There was good news from Arkansas late Wednesday as the House and Senate passed two different religious freedom bills that would replace the now notorious HB1228, which Gov. Asa Hutchinson (R-AR) wisely sent back to the legislature earlier in the day.
This pair of older bills were stripped of their original language and replaced with text similar to the federal Religious Freedom Restoration Act of 1993 (RFRA). The federal law is generally agreed-upon as disallowing any form of discrimination and only allows action against the government. The old Arkansas bill and the infamous Indiana RFRA not only consider corporations of all sizes as having First Amendment rights, but those bills also allow those “persons” to use the RFRA as a defense against other people, not just the government. The new Arkansas language ostensibly doesn’t contain any such provisions. Ostensibly.
What’ll happen from here is that HB1228 will be replaced with one of the two new bills. A veto of HB1228 won’t be required since Arkansas code allows the governor to simply “refer” a bill back to the legislature with corrections. Consequently, there probably not much of a concern that HB1228 will automatically become law after five days, not unlike a controversial discrimination-related law that passed earlier in the year that Hutchinson refused to sign but which became law after five days anyway.
Still, it’s difficult to say whether the new legislation won’t be amended with appropriate bits and pieces from the old bill. So, probably “cautiously optimistic” is correct posture for now.
Isn’t parliamentary wonkery fun?
Meanwhile, another RFRA was introduced in the North Carolina legislature that, again, is almost exactly like the Indiana RFRA and the referred-back Arkansas bill.
But this one is a lot worse. In the MEMBERS ONLY section of The Daily Banter on Wednesday, we discussed one of the ways in which the Indiana and Arkansas laws differed from the federal RFRA. One of the differences is that according to the federal RFRA, signed by President Clinton in 1993, the government can’t pass laws that “substantially burden” a person’s religious freedom unless there’s a really good reason for. Say, for example, if a business is violating worker safety regulations or is refusing to pay its taxes, while citing religious freedom to justify both, the government can step in.

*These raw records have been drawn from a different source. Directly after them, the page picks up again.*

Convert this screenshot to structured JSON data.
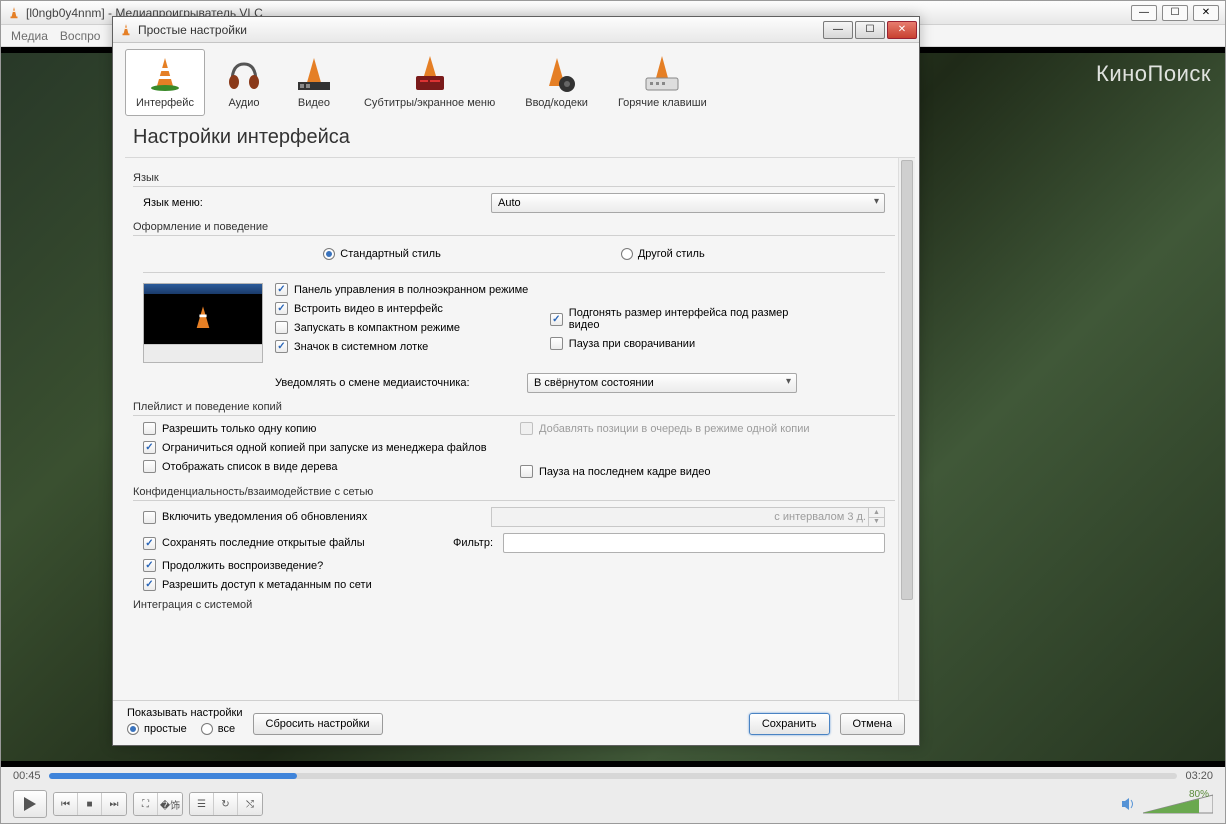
{
  "main_window": {
    "title": "[l0ngb0y4nnm] - Медиапроигрыватель VLC",
    "menu": {
      "media": "Медиа",
      "playback": "Воспро"
    },
    "overlay": "КиноПоиск",
    "time_current": "00:45",
    "time_total": "03:20",
    "volume_pct": "80%"
  },
  "modal": {
    "title": "Простые настройки",
    "tabs": {
      "interface": "Интерфейс",
      "audio": "Аудио",
      "video": "Видео",
      "subtitles": "Субтитры/экранное меню",
      "input": "Ввод/кодеки",
      "hotkeys": "Горячие клавиши"
    },
    "heading": "Настройки интерфейса",
    "lang": {
      "section": "Язык",
      "menu_label": "Язык меню:",
      "value": "Auto"
    },
    "look": {
      "section": "Оформление и поведение",
      "style_native": "Стандартный стиль",
      "style_custom": "Другой стиль",
      "cb_fscontrols": "Панель управления в полноэкранном режиме",
      "cb_embed": "Встроить видео в интерфейс",
      "cb_resize": "Подгонять размер интерфейса под размер видео",
      "cb_minimal": "Запускать в компактном режиме",
      "cb_pausemin": "Пауза при сворачивании",
      "cb_tray": "Значок в системном лотке",
      "notify_label": "Уведомлять о смене медиаисточника:",
      "notify_value": "В свёрнутом состоянии"
    },
    "playlist": {
      "section": "Плейлист и поведение копий",
      "cb_oneinstance": "Разрешить только одну копию",
      "cb_enqueue": "Добавлять позиции в очередь в режиме одной копии",
      "cb_limitfm": "Ограничиться одной копией при запуске из менеджера файлов",
      "cb_tree": "Отображать список в виде дерева",
      "cb_lastframe": "Пауза на последнем кадре видео"
    },
    "privacy": {
      "section": "Конфиденциальность/взаимодействие с сетью",
      "cb_updates": "Включить уведомления об обновлениях",
      "interval": "с интервалом 3 д.",
      "cb_recent": "Сохранять последние открытые файлы",
      "filter_label": "Фильтр:",
      "cb_resume": "Продолжить воспроизведение?",
      "cb_metadata": "Разрешить доступ к метаданным по сети"
    },
    "sys": {
      "section": "Интеграция с системой"
    },
    "footer": {
      "show_label": "Показывать настройки",
      "simple": "простые",
      "all": "все",
      "reset": "Сбросить настройки",
      "save": "Сохранить",
      "cancel": "Отмена"
    }
  }
}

According to current language in the North Carolina bill, it’s extremely difficult for the government to do that. It turns out, “substantially burden” has been shorted in the North Carolina RFRA to simply “burden.” The text of HB348 reads: “State action shall not burden a person’s right to exercise of religion.” Only two states out of the 19 with RFRAs on the books left out “substantial.” Even the dreaded Indiana RFRA contains the phrase “substantially burden.”
This is a massive loophole through which all kinds of terrible things can careen. It’s much easier to claim a religious objection to the government or a same-sex couple buying a wedding cake if there’s merely a burden, but it’s much more difficult to show a substantial burden. The threshold, therefore, is higher. But not in North Carolina where a simple burden is all it takes to freely discriminate against whomever.
In addition to that, where the Indiana RFRA requires the government to show “compelling interest” to supersede religious freedom, the North Carolina law requires “governmental interest of the highest magnitude.” The latter sounds scary, like the government can only place limits on religious freedom if what? A terrorist is about to blow up a hospital?
And yet the Republican supporters of these laws continue to conflate them with the federal RFRA, as if no one can actually, you know, read. When there are flimflam artists like Arkansas State Senator Bart Hester behind the wheel of these bills, it becomes abundantly clear what’s going on. Hester, a sponsor of the original Arkansas RFRA, was interviewed by Jake Tapper on Wednesday and, like Gov. Mike Pence, simply couldn’t offer a straight answer to the questions being asked.
Tapper asked Hester point blank whether his law would have allowed businesses to discriminate against same-sex couples, and Hester continuously said it “does not allow for discrimination in any way.” But then Hester said a business owner could refuse to participate in the “message of a homosexual wedding or ceremony.” Tapper, naturally, was baffled as were the rest of us. How would a florist provide flowers for a same-sex wedding and not be participating? Hester later said, “[The government] can not force an individual to participate in a ceremony that they don’t believe in.” But that’s not only discriminatory, it directly contradicts what he said a minute earlier.
Frankly, it’s contradictions like these that frustrate people with religion in the first place. And the ambiguity of various faiths is what makes it nearly impossible to codify religion into secular law. The consequences are more often than not terrible — not necessarily impacting the, in this case, Christian supermajority but specifically minority groups that have routinely suffered under misguided religious justifications for oppression — African-Americans, women, children and the gay community.